● **What is being asked**
Your response should consist of the records below, repeated exactly.

● **Provided material**
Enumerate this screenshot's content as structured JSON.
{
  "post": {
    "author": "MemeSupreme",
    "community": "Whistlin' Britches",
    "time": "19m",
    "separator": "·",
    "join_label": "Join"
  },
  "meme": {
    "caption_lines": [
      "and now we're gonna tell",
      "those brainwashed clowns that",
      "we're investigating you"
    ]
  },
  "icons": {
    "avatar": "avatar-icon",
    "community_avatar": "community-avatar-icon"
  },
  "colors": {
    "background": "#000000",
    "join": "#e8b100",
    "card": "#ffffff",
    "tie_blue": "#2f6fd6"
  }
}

● **Finished exercise**
Enumerate this screenshot's content as structured JSON.
{
  "post": {
    "author": "MemeSupreme",
    "community": "Whistlin' Britches",
    "time": "19m",
    "separator": "·",
    "join_label": "Join"
  },
  "meme": {
    "caption_lines": [
      "and now we're gonna tell",
      "those brainwashed clowns that",
      "we're investigating you"
    ]
  },
  "icons": {
    "avatar": "avatar-icon",
    "community_avatar": "community-avatar-icon"
  },
  "colors": {
    "background": "#000000",
    "join": "#e8b100",
    "card": "#ffffff",
    "tie_blue": "#2f6fd6"
  }
}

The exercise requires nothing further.